China seeks to assuage consumer fears over GMO foods

A researcher uses a pipette to develop assay to detect specific gene of corn at a lab in Syngenta Biotech Center in Beijing, China, February 19, 2016. REUTERS/Kim Kyung-Hoon/File Photo

BEIJING (Reuters) - China's agriculture ministry said it would back new laws on genetically modified (GMO) food labeling "at a suitable time" as it seeks to assuage public concerns over safety, but added that current laws protect consumers. Beijing has spent billions of dollars researching GMO crops and has said it is aiming for commercialization of the first GMO corn and soybean crops within the next five years. But despite repeated attempts to reassure consumers over the safety of the technology, the government still faces strong opposition from members of the public, academics and industry, raising questions about how it will introduce new biotech crops to the market. "Following a safety assessment before reaching the market, GMO food products are as safe as conventional foods," the ministry said in a statement. The statement came in response to a proposal submitted to China's legislature earlier this year by Zhang Qinghai, chairman of Henan-based noodle to dairy maker Kedi Group, and 14 other parliamentary delegates calling for a separate law regulating the safety of GMO foods. Doubts over the adequacy of China's GMO regulation have arisen following media reports that some food products are not labeled as containing GMO ingredients.
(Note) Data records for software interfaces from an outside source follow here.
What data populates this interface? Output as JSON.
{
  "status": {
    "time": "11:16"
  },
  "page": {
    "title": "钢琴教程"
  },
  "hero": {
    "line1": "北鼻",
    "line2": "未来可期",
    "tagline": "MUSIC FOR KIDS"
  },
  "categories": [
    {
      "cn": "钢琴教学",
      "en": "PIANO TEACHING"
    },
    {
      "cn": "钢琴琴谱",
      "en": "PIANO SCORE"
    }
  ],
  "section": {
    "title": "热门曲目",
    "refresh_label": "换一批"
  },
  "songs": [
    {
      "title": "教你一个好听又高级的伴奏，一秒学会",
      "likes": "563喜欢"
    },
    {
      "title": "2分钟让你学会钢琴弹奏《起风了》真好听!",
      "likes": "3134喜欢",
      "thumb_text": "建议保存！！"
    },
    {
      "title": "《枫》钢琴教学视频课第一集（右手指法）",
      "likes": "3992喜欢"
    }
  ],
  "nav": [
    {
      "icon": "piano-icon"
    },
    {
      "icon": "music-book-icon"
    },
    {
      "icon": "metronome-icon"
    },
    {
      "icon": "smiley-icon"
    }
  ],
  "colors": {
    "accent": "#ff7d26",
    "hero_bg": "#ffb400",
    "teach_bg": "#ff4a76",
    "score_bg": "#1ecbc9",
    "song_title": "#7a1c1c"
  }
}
Greenpeace has said that GMO crops including rice, China's staple food, and corn were being illegally planted in the country and found in foods sold in local supermarkets. The ministry said GMO foods are already regulated under China's revised food safety law, published last year. However, it added that it would recommend a law on GMO food safety and a labeling system based on a certain threshold of GMO content "at a suitable time", when it was needed by the market. The current law does not set a threshold at which food products must be labeled as containing biotech ingredients. Some critics argue that a law based on such a system would encourage better adherence to the rules. (Reporting by Dominique Patton; Editing by Richard Pullin)